“The worst part of success is trying to find someone who is happy for you.”

– Bette Midler

“Happiness is holding someone in your arms and knowing you hold the whole world.”

– Orhan Pamuk, Snow

“Learn to value yourself, which means: fight for your happiness.”

– Ayn Rand

“It’s been my experience that you can nearly always enjoy things if you make up your mind firmly that you will.”

– L.M. Montgomery, Anne of Green Gables

“I’m happy. Which often looks like crazy.”

– David Henry Hwang, M. Butterfly

“It’s like Tolstoy said. Happiness is an allegory, unhappiness a story.”

– Haruki Murakami, Kafka on the Shore

“please believe that things are good with me, and even when they’re not, they will be soon enough. And I will always believe the same about you.”

– Stephen Chbosky, The Perks of Being a Wallflower

“When the first baby laughed for the first time, its laugh broke into a thousand pieces, and they all went skipping about, and that was the beginning of fairies.”

– J.M. Barrie, Peter Pan

“All happiness depends on courage and work.”

– Honoré de Balzac

“The best way to cheer yourself is to try to cheer someone else up.”

– Mark Twain

“The grand essentials to happiness in this life are something to do, something to love, and something to hope for.”

– George Washington Burnap, The Sphere and Duties of Woman: A Course of Lectures

“Let no one ever come to you without leaving better and happier. Be the living expression of God’s kindness: kindness in your face, kindness in your eyes, kindness in your smile.”

– Mother Teresa

“I think and think and think, I‘ve thought myself out of happiness one million times, but never once into it.”

– Jonathan Safran Foer

“I am not proud, but I am happy; and happiness blinds, I think, more than pride.”

– Alexandre Dumas, The Count of Monte Cristo

“I must learn to be content with being happier than I deserve.”

– Jane Austen, Pride and Prejudice

“So we shall let the reader answer this question for himself: who is the happier man, he who has braved the storm of life and lived or he who has stayed securely on shore and merely existed?”

– Hunter S. Thompson

“Man only likes to count his troubles; he doesn’t calculate his happiness.”

– Fyodor Dostoyevsky, Notes from Underground, White Nights, The Dream of a Ridiculous Man, and Selections from The House of the Dead

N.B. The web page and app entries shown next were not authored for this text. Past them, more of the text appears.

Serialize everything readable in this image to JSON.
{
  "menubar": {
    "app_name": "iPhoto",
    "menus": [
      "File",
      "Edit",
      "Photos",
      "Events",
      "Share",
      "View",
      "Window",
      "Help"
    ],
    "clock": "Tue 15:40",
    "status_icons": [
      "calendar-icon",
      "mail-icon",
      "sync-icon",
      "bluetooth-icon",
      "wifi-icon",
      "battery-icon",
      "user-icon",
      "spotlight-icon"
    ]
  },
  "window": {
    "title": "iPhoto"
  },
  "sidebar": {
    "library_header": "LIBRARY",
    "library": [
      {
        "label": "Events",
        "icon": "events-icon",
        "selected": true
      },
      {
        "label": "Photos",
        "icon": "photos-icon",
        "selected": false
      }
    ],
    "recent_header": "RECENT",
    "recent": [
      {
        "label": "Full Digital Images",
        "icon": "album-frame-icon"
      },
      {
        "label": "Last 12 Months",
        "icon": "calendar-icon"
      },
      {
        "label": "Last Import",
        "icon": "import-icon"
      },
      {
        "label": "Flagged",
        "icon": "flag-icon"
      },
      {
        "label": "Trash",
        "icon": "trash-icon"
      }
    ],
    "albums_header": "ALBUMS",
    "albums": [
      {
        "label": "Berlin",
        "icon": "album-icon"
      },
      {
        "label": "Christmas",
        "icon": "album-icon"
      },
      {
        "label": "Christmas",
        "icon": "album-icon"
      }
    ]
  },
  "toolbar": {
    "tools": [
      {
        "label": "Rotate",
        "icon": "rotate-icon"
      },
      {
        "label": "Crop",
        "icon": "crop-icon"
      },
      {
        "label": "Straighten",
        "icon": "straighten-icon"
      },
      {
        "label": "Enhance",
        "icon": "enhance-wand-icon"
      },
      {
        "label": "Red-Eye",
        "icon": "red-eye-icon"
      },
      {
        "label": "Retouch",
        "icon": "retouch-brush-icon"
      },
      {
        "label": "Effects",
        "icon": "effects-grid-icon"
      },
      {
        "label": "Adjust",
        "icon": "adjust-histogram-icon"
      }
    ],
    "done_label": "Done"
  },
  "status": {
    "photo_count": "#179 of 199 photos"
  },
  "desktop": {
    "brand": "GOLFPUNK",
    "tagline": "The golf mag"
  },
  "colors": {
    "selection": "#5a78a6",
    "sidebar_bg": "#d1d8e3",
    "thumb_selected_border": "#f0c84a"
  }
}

“Happiness quite unshared can scarcely be called happiness; it has no taste.”

– Charlotte Brontë

“And hand in hand, on the edge of the sand,

They danced by the light of the moon.”

– Edward Lear, The Owl and the Pussycat

“The advantage of a bad memory is that one enjoys several times the same good things for the first time.”

– Friedrich Nietzsche

“One of the keys to happiness is a bad memory.”

– Rita Mae Brown

“Happiness depends upon ourselves.”

– Aristotle

“The happiness of your life depends upon the quality of your thoughts.”

– Marcus Aurelius, Meditations

“It was only a sunny smile, and little it cost in the giving, but like morning light it scattered the night and made the day worth living.”

– F. Scott Fitzgerald

“I’d far rather be happy than right any day.”

– Douglas Adams, The Hitchhiker’s Guide to the Galaxy

“I know that’s what people say— you’ll get over it. I’d say it, too. But I know it’s not true. Oh, youll be happy again, never fear. But you won’t forget. Every time you fall in love it will be because something in the man reminds you of him.”

– Betty Smith, A Tree Grows in Brooklyn